> Exercise prompt:
Every entry is to be copied exactly as written, and the pictures are to be skipped.

> Source records:
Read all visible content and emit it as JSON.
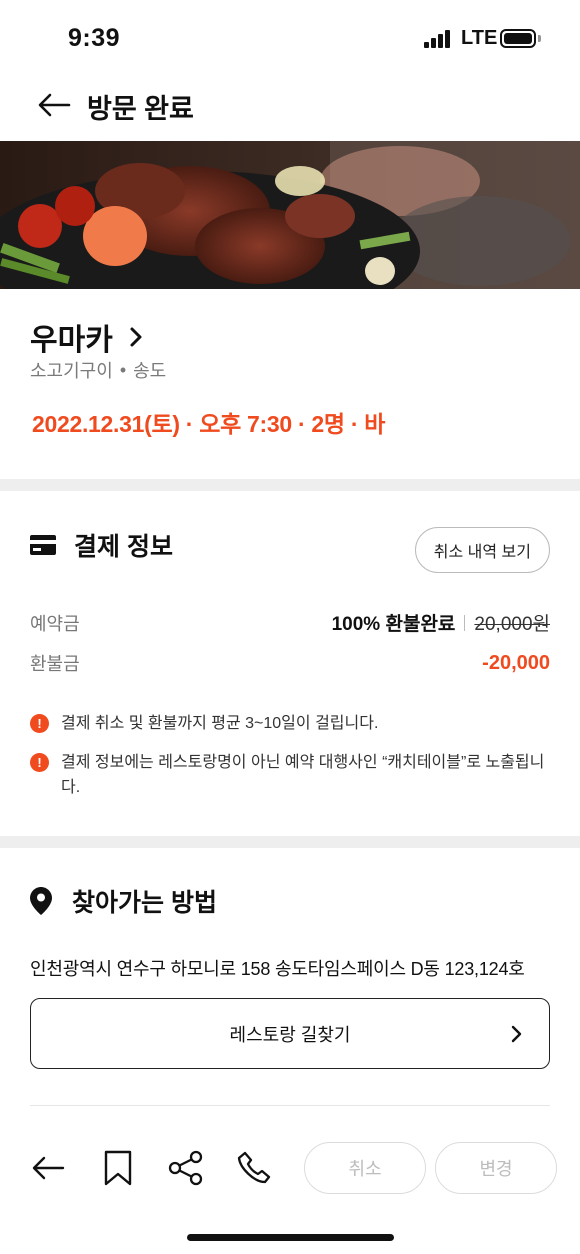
{
  "status_bar": {
    "time": "9:39",
    "network": "LTE"
  },
  "header": {
    "title": "방문 완료"
  },
  "restaurant": {
    "name": "우마카",
    "category": "소고기구이",
    "location": "송도",
    "reservation": "2022.12.31(토) · 오후 7:30 · 2명 · 바"
  },
  "payment": {
    "title": "결제 정보",
    "history_button": "취소 내역 보기",
    "deposit_label": "예약금",
    "deposit_status": "100% 환불완료",
    "deposit_original": "20,000원",
    "refund_label": "환불금",
    "refund_value": "-20,000",
    "notices": [
      "결제 취소 및 환불까지 평균 3~10일이 걸립니다.",
      "결제 정보에는 레스토랑명이 아닌 예약 대행사인 “캐치테이블”로 노출됩니다."
    ]
  },
  "directions": {
    "title": "찾아가는 방법",
    "address": "인천광역시 연수구 하모니로 158 송도타임스페이스 D동 123,124호",
    "route_button": "레스토랑 길찾기"
  },
  "bottom_bar": {
    "cancel_label": "취소",
    "change_label": "변경"
  },
  "colors": {
    "accent": "#f04a1f",
    "divider": "#eeeeee",
    "disabled": "#bdbdbd"
  },
  "icons": [
    "back-arrow-icon",
    "chevron-right-icon",
    "card-icon",
    "info-icon",
    "location-pin-icon",
    "bookmark-icon",
    "share-icon",
    "phone-icon"
  ]
}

> Task solution:
Read all visible content and emit it as JSON.
{
  "status_bar": {
    "time": "9:39",
    "network": "LTE"
  },
  "header": {
    "title": "방문 완료"
  },
  "restaurant": {
    "name": "우마카",
    "category": "소고기구이",
    "location": "송도",
    "reservation": "2022.12.31(토) · 오후 7:30 · 2명 · 바"
  },
  "payment": {
    "title": "결제 정보",
    "history_button": "취소 내역 보기",
    "deposit_label": "예약금",
    "deposit_status": "100% 환불완료",
    "deposit_original": "20,000원",
    "refund_label": "환불금",
    "refund_value": "-20,000",
    "notices": [
      "결제 취소 및 환불까지 평균 3~10일이 걸립니다.",
      "결제 정보에는 레스토랑명이 아닌 예약 대행사인 “캐치테이블”로 노출됩니다."
    ]
  },
  "directions": {
    "title": "찾아가는 방법",
    "address": "인천광역시 연수구 하모니로 158 송도타임스페이스 D동 123,124호",
    "route_button": "레스토랑 길찾기"
  },
  "bottom_bar": {
    "cancel_label": "취소",
    "change_label": "변경"
  },
  "colors": {
    "accent": "#f04a1f",
    "divider": "#eeeeee",
    "disabled": "#bdbdbd"
  },
  "icons": [
    "back-arrow-icon",
    "chevron-right-icon",
    "card-icon",
    "info-icon",
    "location-pin-icon",
    "bookmark-icon",
    "share-icon",
    "phone-icon"
  ]
}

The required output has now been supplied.